» **TASK GOAL**: Using the entries that follow, state how many lines contain the word "name". The response is that number and nothing more.

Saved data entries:

○ ○ ○ ○

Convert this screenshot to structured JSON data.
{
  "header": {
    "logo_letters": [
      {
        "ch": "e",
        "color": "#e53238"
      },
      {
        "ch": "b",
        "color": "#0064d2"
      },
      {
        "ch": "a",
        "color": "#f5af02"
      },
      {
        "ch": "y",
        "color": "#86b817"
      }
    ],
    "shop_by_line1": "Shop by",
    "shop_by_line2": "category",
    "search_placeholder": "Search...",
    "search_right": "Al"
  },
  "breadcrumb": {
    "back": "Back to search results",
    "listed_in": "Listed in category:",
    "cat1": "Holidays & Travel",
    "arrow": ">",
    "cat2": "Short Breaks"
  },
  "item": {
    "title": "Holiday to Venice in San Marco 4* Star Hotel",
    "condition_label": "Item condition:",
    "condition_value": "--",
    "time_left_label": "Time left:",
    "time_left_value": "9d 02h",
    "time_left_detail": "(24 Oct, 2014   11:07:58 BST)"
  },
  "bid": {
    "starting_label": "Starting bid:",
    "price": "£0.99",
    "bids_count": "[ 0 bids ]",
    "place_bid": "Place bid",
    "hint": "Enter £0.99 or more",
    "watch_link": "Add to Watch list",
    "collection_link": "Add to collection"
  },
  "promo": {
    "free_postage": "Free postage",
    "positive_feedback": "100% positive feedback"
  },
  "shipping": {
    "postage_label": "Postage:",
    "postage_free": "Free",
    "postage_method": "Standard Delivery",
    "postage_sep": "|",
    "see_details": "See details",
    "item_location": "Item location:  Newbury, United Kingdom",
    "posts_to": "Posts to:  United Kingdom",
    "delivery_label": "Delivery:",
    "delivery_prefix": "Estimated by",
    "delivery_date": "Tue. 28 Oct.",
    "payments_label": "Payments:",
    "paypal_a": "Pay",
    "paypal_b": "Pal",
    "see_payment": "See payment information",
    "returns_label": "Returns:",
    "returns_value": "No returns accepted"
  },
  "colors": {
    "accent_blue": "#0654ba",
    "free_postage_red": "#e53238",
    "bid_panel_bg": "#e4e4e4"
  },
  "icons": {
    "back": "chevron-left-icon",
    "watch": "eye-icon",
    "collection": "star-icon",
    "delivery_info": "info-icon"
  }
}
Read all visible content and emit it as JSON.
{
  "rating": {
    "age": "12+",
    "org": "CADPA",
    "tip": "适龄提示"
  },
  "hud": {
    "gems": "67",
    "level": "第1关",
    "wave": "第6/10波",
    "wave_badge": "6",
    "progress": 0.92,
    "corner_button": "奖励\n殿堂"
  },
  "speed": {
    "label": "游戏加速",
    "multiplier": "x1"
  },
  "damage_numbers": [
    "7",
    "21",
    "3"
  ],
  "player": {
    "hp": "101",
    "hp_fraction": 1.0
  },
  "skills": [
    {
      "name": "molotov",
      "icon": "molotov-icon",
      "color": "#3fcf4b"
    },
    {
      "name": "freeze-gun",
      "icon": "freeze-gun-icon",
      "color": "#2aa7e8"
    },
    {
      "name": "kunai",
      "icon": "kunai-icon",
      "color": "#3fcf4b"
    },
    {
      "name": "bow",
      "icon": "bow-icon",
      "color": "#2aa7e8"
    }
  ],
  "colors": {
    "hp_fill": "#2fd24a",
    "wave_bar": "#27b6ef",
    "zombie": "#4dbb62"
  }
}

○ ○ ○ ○

» **REPLY TO THE EXERCISE**: 4